  10. ^ a b "Infosajten.com". Infosajten.com. Archived from the original on 18 July 2012. Retrieved 10 August 2012.
  11. ^ a b "Comentadores Do ESC - escportugalforum.pt.vu | o forum eurovisivo português". 21595.activeboard.com. Archived from the original on 21 April 2012. Retrieved 10 August 2012.
  12. ^ a b Savvidis, Christos (OGAE Cyprus)
  13. ^ "Selostajat ja taustalaulajat läpi vuosien? • Viisukuppila". Viisukuppila.fi. Retrieved 10 August 2012.
  14. ^ Baumann, Peter Ramón (OGAE Switzerland)
  15. ^ Dyrseth, Seppo (OGAE Norway)
  16. ^ "FORO FESTIVAL DE EUROVISIÓN • Ver Tema - Uribarri comentarista Eurovision 2010". Eurosongcontest.phpbb3.es. Archived from the original on 17 March 2012. Retrieved 10 August 2012.
  17. ^ a b Christian Masson. "1992 - Malmo". Songcontest.free.fr. Retrieved 10 August 2012.
  18. ^ "Hasselt 2005: Jarige André Vermeulen verzorgt commentaar met Ilse Van Hoecke –". Eurosong.be. 25 October 2005. Retrieved 10 August 2012.
  19. ^ "Η Δάφνη Μπόκοτα και η EUROVISION (1987-2004)". Retromaniax.gr. Archived from the original on 12 September 2012. Retrieved 10 August 2012.
  20. ^ "Morgunblaðið, 08.05.1992". Timarit.is. Retrieved 10 August 2012.
  21. ^ "Selostajat ja taustalaulajat läpi vuosien? • Viisukuppila". Viisukuppila.fi. Retrieved 10 August 2012.
  22. ^ "Biographie Ivan Frésard". Fresard.ch. Retrieved 10 August 2012.
  23. ^ [1] Archived 24 October 2007 at the Wayback Machine
  24. ^ "Forside". esconnet.dk. Archived from the original on 24 March 2012. Retrieved 10 August 2012.
  25. ^ "Mia Martini Rapsodia Eurofestival 1992". YouTube.

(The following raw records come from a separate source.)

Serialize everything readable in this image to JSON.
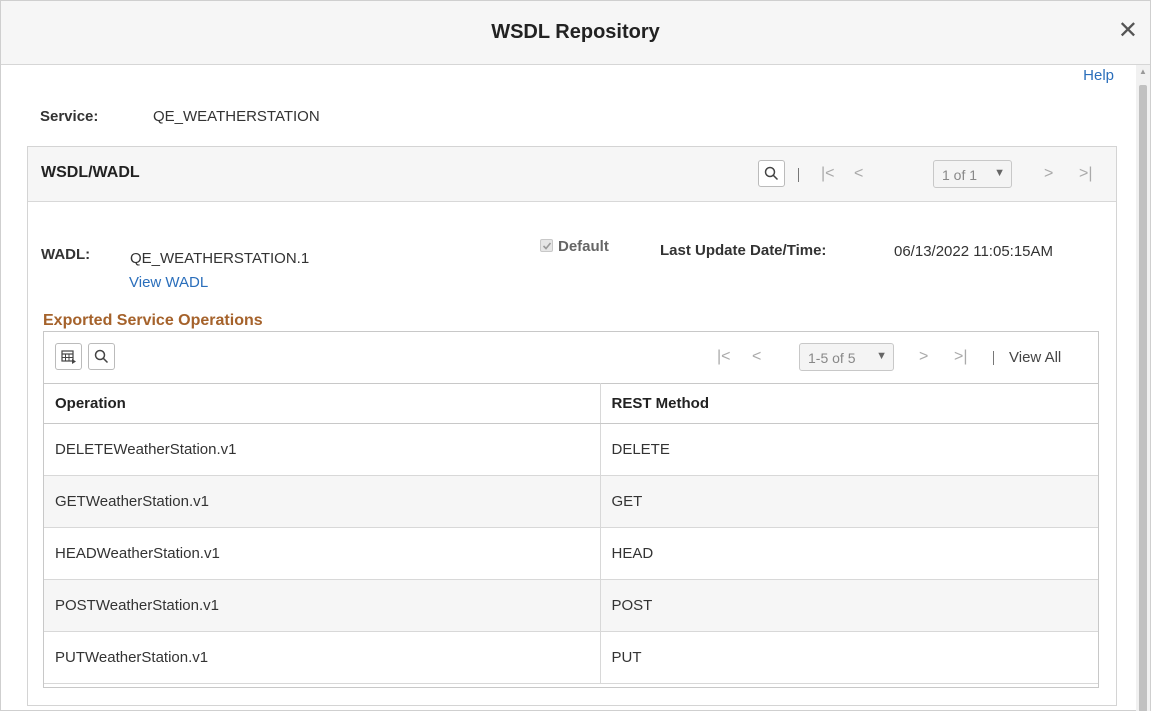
{
  "dialog": {
    "title": "WSDL Repository",
    "close_icon": "close-icon",
    "help_label": "Help"
  },
  "service": {
    "label": "Service:",
    "value": "QE_WEATHERSTATION"
  },
  "wsdl_panel": {
    "title": "WSDL/WADL",
    "pager": "1 of 1",
    "wadl_label": "WADL:",
    "wadl_value": "QE_WEATHERSTATION.1",
    "view_wadl": "View WADL",
    "default_label": "Default",
    "default_checked": true,
    "last_update_label": "Last Update Date/Time:",
    "last_update_value": "06/13/2022 11:05:15AM"
  },
  "operations": {
    "title": "Exported Service Operations",
    "pager": "1-5 of 5",
    "view_all": "View All",
    "columns": [
      "Operation",
      "REST Method"
    ],
    "rows": [
      {
        "operation": "DELETEWeatherStation.v1",
        "method": "DELETE"
      },
      {
        "operation": "GETWeatherStation.v1",
        "method": "GET"
      },
      {
        "operation": "HEADWeatherStation.v1",
        "method": "HEAD"
      },
      {
        "operation": "POSTWeatherStation.v1",
        "method": "POST"
      },
      {
        "operation": "PUTWeatherStation.v1",
        "method": "PUT"
      }
    ]
  },
  "colors": {
    "link": "#2a6ebb",
    "section_title": "#a5622b"
  }
}
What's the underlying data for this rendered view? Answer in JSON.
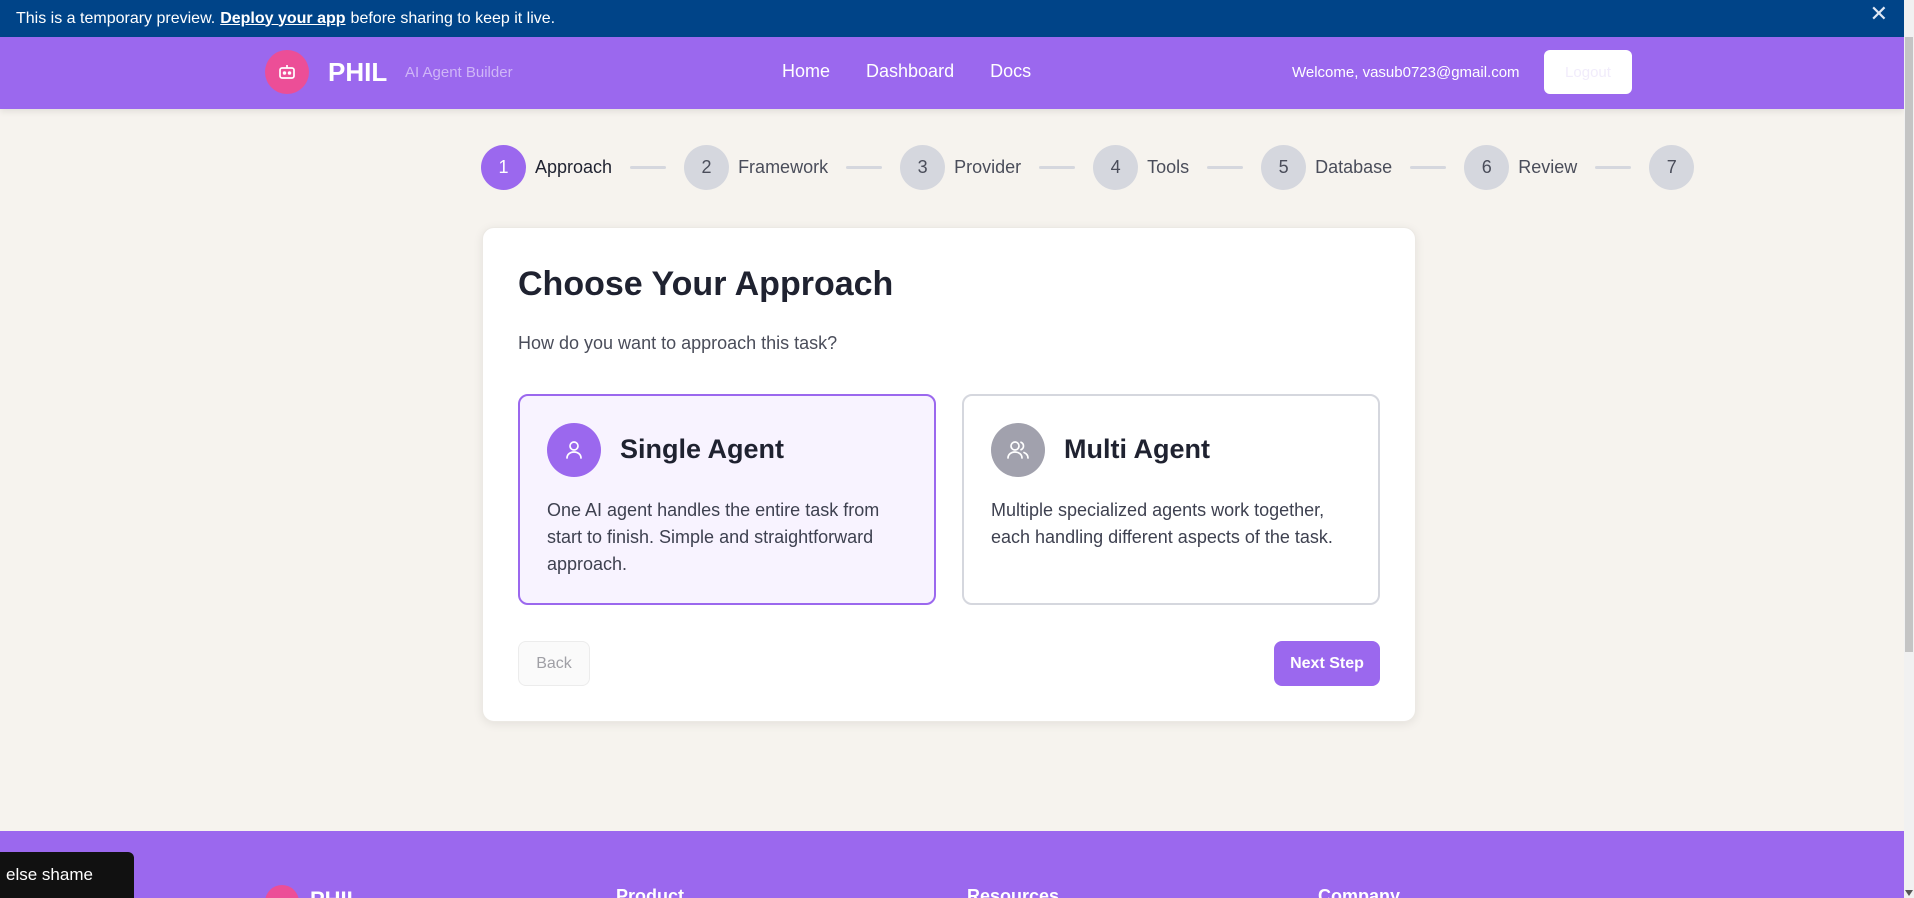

Retrieved 10 August 2012.
  26. ^ "Hvem kommenterte før Jostein Pedersen? - Debattforum". Nrk.no. Archived from the original on 2 November 2012. Retrieved 10 August 2012.
  27. ^ "Eurovision Song Contest 1992". Ecgermany.de. Retrieved 10 August 2012.
  28. ^ "Welkom op de site van Eurovision Artists". Eurovisionartists.nl. Retrieved 10 August 2012.
  29. ^ "Телепрограмма на 09-05-1992". tvp.netcollect.ru. Retrieved 27 January 2018.
  30. ^ Klub OGAE Slovenija (OGAE Slovenia)
  31. ^ "XXXVII Edición del Festival de Eurovisión (Año 1992)". eurofestival.tk. Retrieved 10 August 2012.
  32. ^ "ESC 2017: raadit". Viisukuppila. Retrieved 30 April 2017.
  33. ^ "Her er den norkse juryen, VG, 10 May 1992

External links[edit]